(Beginning of DATA RECORDS)
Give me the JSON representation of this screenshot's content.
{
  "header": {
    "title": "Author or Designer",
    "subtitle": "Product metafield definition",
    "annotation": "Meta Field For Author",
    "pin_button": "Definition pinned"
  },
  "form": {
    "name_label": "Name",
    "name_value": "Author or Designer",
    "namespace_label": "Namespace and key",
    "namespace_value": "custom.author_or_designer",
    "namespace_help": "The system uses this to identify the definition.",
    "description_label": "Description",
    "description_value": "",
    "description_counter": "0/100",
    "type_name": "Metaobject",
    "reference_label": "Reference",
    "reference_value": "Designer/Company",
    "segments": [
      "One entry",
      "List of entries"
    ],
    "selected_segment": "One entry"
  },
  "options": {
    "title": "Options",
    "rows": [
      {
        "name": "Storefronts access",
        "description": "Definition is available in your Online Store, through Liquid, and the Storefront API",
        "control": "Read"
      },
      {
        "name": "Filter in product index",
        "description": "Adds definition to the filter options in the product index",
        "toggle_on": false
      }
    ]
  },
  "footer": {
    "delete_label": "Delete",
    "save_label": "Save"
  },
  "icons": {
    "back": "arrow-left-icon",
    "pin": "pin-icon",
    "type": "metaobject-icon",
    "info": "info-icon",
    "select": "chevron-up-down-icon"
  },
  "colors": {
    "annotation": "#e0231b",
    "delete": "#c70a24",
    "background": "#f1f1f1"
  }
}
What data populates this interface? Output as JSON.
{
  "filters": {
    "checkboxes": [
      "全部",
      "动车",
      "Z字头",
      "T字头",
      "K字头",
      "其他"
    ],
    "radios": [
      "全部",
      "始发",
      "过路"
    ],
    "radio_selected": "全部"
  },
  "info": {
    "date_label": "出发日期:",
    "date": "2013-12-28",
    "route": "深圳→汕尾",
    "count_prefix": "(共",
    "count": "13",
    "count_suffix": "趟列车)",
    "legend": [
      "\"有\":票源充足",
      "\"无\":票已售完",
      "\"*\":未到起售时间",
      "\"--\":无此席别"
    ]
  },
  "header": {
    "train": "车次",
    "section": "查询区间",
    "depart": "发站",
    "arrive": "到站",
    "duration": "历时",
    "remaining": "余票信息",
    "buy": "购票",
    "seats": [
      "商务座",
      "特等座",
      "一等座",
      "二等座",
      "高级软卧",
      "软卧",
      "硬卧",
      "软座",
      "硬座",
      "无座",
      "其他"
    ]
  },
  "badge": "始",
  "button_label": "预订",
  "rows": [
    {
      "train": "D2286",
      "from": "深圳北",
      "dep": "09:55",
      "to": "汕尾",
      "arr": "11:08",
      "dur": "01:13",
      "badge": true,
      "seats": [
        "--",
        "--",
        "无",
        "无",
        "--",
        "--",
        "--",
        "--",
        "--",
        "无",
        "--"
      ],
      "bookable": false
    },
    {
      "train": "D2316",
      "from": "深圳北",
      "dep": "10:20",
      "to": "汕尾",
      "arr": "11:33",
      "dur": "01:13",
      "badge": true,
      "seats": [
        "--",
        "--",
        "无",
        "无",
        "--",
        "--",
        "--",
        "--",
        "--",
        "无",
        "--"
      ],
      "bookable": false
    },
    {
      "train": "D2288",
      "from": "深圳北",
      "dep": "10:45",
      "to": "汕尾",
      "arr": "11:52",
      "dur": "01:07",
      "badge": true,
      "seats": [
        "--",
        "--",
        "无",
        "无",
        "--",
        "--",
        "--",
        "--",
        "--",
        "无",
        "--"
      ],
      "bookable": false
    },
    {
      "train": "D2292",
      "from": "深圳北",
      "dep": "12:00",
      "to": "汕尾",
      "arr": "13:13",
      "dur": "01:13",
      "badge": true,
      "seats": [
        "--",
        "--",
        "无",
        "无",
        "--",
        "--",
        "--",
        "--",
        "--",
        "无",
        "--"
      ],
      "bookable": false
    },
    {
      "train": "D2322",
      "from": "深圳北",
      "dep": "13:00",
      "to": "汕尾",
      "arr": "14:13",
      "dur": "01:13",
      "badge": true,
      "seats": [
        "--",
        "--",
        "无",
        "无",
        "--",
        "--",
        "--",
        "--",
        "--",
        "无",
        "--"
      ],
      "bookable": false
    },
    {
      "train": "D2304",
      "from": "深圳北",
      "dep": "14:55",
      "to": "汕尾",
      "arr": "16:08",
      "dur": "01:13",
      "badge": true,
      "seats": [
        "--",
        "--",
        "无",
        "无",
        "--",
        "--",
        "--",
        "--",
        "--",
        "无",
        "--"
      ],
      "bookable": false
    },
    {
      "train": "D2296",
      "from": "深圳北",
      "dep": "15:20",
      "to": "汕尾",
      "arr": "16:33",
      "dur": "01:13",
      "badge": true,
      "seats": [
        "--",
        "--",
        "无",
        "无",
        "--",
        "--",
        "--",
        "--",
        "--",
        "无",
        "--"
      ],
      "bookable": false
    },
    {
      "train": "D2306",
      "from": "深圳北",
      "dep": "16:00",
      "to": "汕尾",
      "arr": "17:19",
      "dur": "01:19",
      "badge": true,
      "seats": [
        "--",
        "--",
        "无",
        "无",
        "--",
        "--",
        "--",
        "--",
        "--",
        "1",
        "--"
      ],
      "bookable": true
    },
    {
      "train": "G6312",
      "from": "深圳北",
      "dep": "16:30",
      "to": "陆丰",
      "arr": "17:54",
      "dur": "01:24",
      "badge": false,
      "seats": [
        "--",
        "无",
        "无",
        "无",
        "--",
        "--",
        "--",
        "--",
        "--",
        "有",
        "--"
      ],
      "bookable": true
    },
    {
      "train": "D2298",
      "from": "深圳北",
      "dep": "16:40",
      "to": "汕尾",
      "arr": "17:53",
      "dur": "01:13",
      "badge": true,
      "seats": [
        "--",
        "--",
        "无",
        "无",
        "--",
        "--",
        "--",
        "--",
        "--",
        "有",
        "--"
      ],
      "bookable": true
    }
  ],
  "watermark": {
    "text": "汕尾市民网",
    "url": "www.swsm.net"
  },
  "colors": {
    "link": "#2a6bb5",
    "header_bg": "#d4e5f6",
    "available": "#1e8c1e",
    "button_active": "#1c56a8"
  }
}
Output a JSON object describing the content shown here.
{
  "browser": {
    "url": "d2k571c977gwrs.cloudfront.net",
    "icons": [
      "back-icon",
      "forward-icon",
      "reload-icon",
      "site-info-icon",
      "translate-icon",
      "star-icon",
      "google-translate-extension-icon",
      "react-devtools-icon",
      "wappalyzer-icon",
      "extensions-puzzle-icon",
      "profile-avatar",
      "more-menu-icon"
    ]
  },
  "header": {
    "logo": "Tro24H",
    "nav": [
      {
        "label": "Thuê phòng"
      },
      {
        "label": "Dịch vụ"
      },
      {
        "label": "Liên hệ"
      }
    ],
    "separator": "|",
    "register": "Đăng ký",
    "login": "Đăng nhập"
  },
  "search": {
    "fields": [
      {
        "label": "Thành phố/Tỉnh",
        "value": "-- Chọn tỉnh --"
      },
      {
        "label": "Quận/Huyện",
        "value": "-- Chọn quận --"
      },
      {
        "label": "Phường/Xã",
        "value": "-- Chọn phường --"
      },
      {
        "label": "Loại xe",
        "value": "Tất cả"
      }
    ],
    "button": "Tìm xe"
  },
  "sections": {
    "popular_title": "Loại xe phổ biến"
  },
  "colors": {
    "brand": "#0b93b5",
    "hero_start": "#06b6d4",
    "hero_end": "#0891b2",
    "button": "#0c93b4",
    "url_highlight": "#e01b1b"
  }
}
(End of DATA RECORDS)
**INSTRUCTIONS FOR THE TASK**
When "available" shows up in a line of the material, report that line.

**ANSWER SECTION**
        "description": "Definition is available in your Online Store, through Liquid, and the Storefront API",
    "available": "#1e8c1e",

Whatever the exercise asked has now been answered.